──────── DATA RECORDS ────────

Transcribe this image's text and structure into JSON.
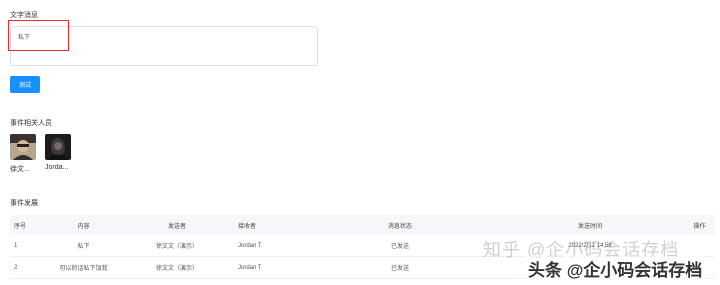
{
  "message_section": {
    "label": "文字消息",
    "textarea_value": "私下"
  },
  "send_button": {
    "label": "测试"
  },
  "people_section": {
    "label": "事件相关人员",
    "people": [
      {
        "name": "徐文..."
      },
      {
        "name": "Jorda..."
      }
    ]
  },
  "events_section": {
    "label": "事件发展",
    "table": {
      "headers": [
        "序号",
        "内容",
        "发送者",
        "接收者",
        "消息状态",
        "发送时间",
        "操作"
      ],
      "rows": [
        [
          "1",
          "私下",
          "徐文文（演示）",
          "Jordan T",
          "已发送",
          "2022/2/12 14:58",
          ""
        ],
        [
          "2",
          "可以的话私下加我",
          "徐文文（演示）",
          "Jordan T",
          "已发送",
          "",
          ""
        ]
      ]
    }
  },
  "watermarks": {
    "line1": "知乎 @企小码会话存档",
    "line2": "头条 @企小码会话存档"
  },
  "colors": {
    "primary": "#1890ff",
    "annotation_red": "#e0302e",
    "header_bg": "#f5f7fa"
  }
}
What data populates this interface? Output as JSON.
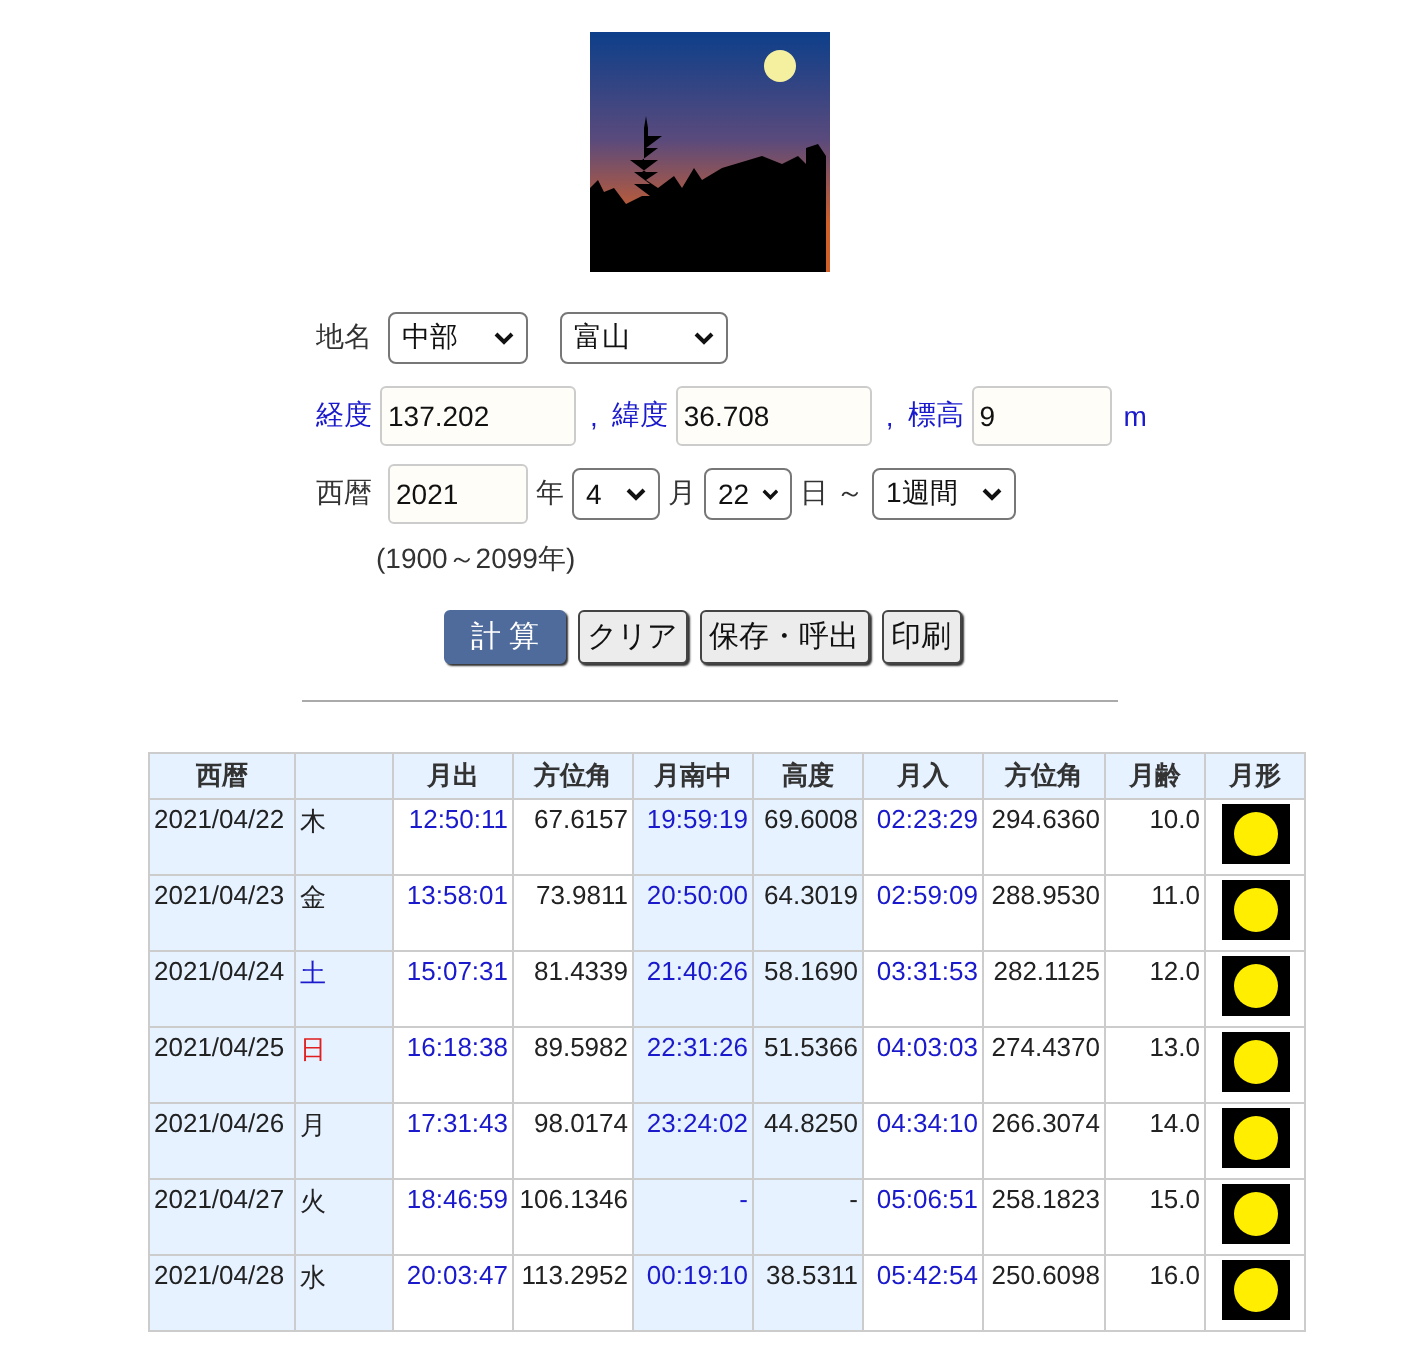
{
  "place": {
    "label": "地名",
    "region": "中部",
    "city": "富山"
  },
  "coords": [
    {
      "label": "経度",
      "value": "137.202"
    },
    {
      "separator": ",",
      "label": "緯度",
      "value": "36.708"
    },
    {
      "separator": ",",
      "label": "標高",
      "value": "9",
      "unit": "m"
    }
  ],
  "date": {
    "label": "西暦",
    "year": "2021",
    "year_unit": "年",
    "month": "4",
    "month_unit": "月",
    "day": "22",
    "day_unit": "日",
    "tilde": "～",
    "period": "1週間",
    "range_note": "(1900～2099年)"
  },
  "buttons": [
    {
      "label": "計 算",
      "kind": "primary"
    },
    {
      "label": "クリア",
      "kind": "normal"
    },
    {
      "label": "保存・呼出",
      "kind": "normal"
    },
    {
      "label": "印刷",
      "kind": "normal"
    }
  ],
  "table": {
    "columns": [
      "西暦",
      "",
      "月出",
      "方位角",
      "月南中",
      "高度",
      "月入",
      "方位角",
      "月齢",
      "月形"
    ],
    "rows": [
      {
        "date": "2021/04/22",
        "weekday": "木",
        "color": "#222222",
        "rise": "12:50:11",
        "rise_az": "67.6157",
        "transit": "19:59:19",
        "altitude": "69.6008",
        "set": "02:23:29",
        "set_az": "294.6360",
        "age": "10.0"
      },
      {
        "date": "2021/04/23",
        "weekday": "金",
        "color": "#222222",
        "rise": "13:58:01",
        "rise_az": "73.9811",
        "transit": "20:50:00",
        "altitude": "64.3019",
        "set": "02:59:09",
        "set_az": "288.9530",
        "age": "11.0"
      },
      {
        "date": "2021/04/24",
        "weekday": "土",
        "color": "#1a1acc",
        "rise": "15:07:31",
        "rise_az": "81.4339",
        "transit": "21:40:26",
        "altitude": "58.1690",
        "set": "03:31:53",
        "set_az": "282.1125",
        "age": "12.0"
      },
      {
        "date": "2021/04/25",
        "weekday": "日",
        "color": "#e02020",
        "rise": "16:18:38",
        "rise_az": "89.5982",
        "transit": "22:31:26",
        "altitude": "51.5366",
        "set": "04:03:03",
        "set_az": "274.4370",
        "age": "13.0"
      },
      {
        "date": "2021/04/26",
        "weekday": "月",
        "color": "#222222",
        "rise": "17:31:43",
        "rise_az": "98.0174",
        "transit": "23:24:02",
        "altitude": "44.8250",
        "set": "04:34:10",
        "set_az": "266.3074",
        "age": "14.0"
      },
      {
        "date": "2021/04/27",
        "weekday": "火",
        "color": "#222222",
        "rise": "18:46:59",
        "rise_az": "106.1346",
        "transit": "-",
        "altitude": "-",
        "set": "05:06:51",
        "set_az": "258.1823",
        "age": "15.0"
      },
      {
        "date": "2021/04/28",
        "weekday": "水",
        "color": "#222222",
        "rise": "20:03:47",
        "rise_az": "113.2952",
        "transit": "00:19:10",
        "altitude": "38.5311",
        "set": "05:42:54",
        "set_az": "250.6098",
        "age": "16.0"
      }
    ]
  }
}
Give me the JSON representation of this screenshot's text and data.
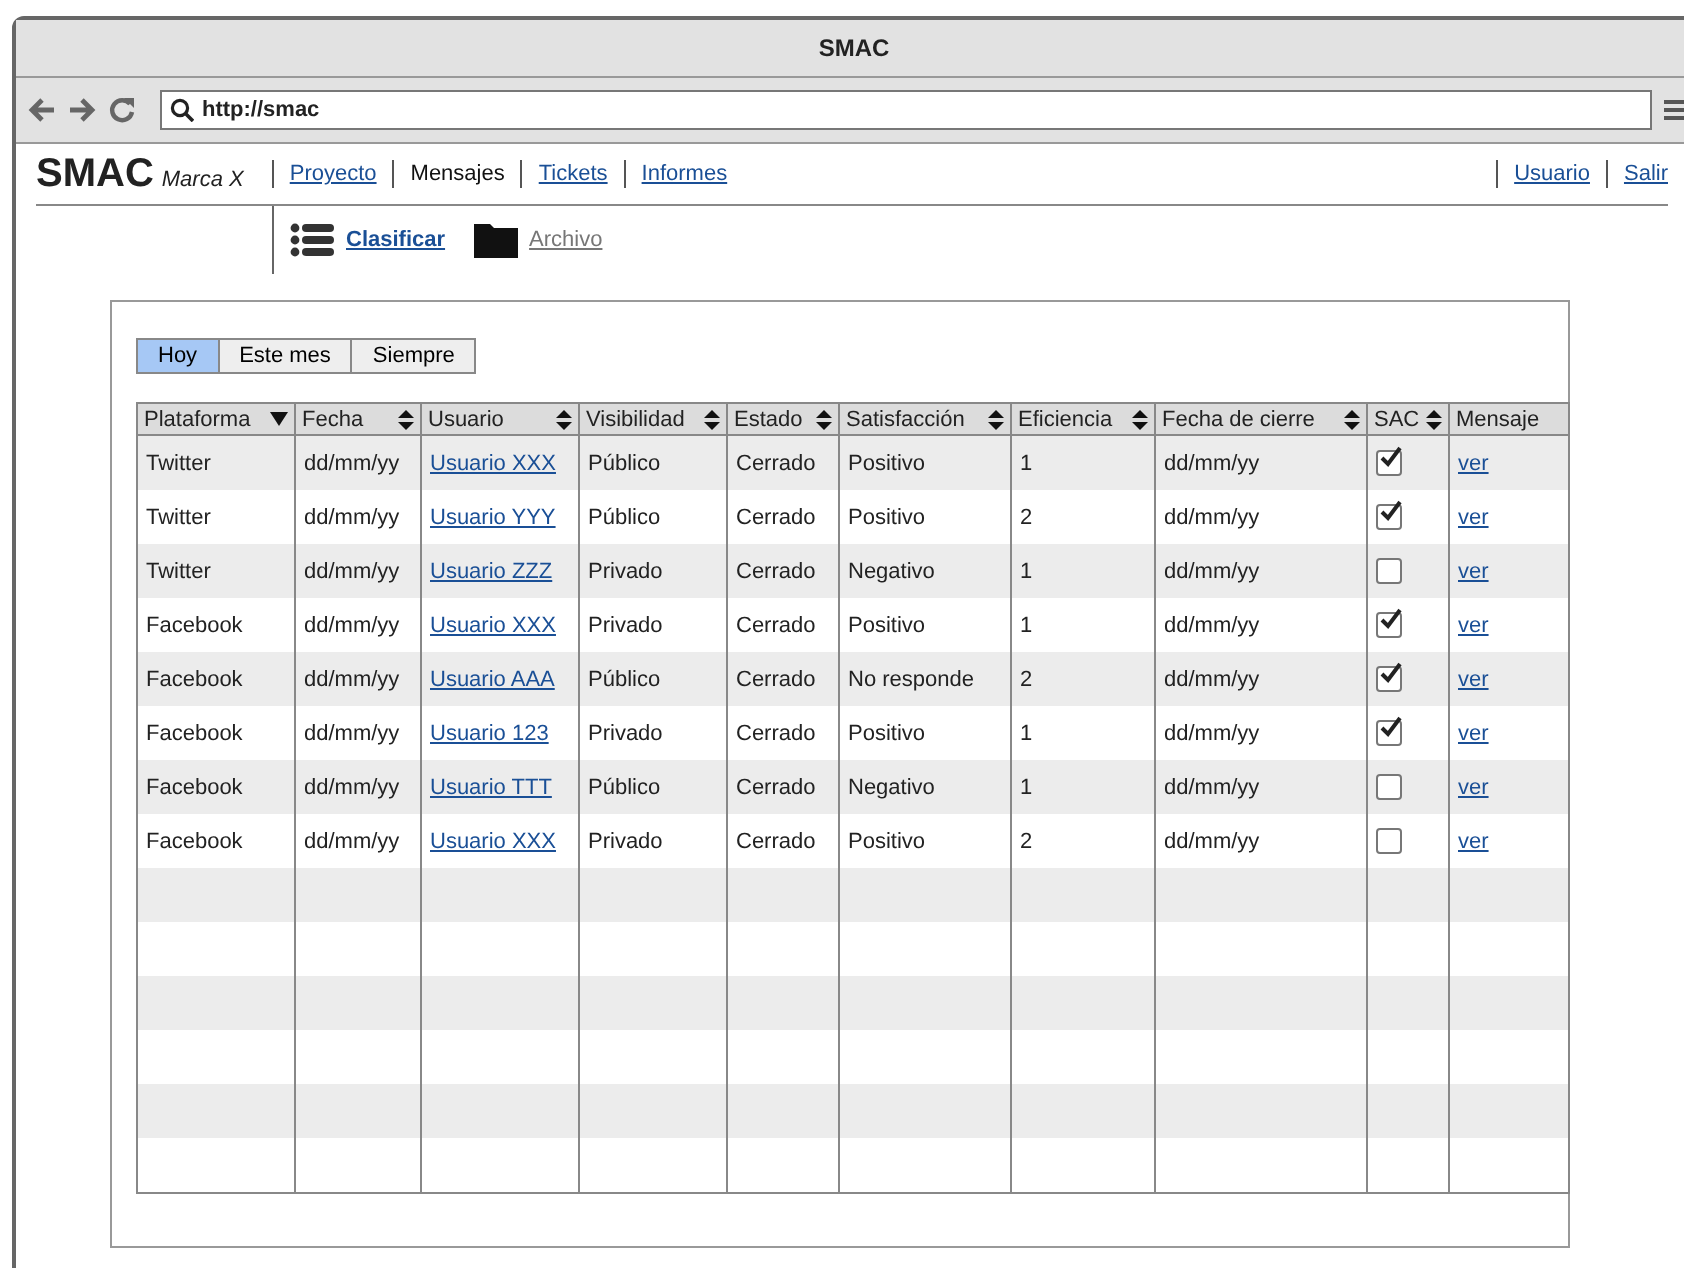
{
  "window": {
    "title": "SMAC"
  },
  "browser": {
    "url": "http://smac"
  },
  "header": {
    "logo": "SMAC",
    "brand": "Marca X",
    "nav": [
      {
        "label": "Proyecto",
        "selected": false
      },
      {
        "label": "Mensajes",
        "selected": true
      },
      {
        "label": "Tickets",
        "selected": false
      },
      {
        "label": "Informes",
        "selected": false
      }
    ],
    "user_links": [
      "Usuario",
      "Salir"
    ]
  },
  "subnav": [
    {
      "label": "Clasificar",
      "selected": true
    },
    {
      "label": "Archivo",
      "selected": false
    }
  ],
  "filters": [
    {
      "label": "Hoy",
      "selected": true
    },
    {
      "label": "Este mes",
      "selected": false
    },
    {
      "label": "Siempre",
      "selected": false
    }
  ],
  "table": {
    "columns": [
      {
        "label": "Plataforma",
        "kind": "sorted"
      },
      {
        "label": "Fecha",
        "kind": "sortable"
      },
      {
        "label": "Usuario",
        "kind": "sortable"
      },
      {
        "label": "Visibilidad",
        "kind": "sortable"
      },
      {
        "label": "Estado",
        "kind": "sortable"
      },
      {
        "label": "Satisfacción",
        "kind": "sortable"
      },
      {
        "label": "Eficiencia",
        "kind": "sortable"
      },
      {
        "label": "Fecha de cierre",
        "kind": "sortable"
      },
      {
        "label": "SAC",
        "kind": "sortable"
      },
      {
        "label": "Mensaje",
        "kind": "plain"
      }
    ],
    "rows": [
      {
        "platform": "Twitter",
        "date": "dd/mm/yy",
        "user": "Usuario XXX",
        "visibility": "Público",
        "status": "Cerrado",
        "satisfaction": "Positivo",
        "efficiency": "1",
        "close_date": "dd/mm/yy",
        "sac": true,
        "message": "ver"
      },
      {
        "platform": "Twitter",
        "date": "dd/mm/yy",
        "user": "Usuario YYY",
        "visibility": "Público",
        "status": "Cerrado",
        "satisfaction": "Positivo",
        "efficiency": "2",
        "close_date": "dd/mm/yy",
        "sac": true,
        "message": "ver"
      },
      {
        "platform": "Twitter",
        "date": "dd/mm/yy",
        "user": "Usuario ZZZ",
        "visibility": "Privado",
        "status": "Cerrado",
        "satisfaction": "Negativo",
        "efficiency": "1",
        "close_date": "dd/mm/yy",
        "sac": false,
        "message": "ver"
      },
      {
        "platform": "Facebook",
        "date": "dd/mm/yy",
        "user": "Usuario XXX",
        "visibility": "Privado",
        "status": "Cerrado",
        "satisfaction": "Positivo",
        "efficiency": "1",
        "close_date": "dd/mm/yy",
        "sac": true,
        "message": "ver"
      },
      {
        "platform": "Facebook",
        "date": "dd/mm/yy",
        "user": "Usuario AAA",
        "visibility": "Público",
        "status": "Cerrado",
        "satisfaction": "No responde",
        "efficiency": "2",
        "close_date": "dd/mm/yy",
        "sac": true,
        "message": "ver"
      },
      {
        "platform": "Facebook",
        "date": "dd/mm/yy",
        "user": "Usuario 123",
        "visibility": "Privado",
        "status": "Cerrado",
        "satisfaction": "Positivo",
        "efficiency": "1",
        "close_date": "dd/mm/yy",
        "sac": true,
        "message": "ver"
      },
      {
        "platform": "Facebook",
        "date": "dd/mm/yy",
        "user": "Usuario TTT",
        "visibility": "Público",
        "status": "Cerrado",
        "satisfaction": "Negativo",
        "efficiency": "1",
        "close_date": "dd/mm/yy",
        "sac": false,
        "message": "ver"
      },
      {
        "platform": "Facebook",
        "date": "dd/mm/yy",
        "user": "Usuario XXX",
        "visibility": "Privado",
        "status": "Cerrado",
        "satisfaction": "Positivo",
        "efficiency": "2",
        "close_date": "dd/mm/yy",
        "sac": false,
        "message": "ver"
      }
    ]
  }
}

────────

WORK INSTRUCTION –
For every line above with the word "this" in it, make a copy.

ANSWER AREA –
Transcribe this image's text and structure into JSON.
What data populates this interface? Output as JSON.
Give me the JSON representation of this screenshot's text and data.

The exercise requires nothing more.